After 3 days of trying to get the mowing started by 0530 to get as much done as possible before the 90 degree heat hit - thanks, Mom Nature, we're done with summer now, let's just segue right into late fall - the heat wave broke and mowing became a lot more fun and a lot less exhausting. By then, I was starting on the south pasture, having done as much as I wanted to do with the big north pasture.
It's kinda of relaxing, once you get once around the fenceline and can quit worrying about snagging the fence with the mower. Not that I'VE ever done that.

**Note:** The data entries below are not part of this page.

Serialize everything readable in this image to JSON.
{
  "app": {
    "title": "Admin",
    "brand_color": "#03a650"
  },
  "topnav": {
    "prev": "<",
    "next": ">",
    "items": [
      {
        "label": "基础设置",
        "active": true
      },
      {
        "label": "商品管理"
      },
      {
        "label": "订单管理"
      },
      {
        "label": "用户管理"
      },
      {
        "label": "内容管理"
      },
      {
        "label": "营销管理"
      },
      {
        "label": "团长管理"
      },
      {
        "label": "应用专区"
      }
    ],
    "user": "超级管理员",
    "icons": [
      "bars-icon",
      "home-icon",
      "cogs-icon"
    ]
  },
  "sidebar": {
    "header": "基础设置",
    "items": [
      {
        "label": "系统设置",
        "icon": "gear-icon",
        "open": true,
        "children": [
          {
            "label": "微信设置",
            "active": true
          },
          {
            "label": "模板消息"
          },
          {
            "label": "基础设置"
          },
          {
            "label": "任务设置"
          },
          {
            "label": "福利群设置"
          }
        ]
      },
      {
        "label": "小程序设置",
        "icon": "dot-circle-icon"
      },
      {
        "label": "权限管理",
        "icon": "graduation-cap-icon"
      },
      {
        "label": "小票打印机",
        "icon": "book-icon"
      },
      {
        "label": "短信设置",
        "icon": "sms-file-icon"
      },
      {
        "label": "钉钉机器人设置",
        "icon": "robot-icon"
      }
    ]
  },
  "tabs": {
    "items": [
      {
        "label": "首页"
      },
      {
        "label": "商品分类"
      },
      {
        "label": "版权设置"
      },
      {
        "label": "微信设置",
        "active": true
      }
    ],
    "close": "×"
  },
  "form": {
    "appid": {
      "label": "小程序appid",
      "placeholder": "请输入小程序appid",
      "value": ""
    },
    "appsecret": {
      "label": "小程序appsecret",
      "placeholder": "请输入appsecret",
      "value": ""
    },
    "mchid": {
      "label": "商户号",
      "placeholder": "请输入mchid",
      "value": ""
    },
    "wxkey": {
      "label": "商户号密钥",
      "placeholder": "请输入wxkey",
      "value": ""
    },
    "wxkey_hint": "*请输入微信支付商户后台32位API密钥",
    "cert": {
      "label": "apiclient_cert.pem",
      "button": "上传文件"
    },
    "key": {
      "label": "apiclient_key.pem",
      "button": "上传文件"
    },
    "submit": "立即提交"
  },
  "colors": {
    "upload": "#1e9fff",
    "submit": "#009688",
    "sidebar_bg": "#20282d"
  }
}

I just rip high voltage wire off of power poles with the front forks (only once). Dale's in charge of snagging the fence with the rear wheel on the big brush hog.
The air was crisp, cool and clean (except whenever I hit a gopher mound or when the day heated up and the pollen released), the barn swallows dogged me, relentlessly dive bombing the insects the mower flushed, the hawks hovered gracefully overhead, waiting to see if I mangled a rodent or snake. The sky was absolute blue, and the smell of freshly cut bentgrass was, as always, intoxicating.
It's a chore mostly, but sometimes, it's not
The Legacy Oregon White Oak in the south pasture
Looking NE towards Nusbaum's pond (the bright sliver near centre)
I get it, Pony. There are days those sheep make me feel like that
The cows enjoy the freshly mown north pasture in the early morning cool
The homestead. There is a house in them thar trees, somewhere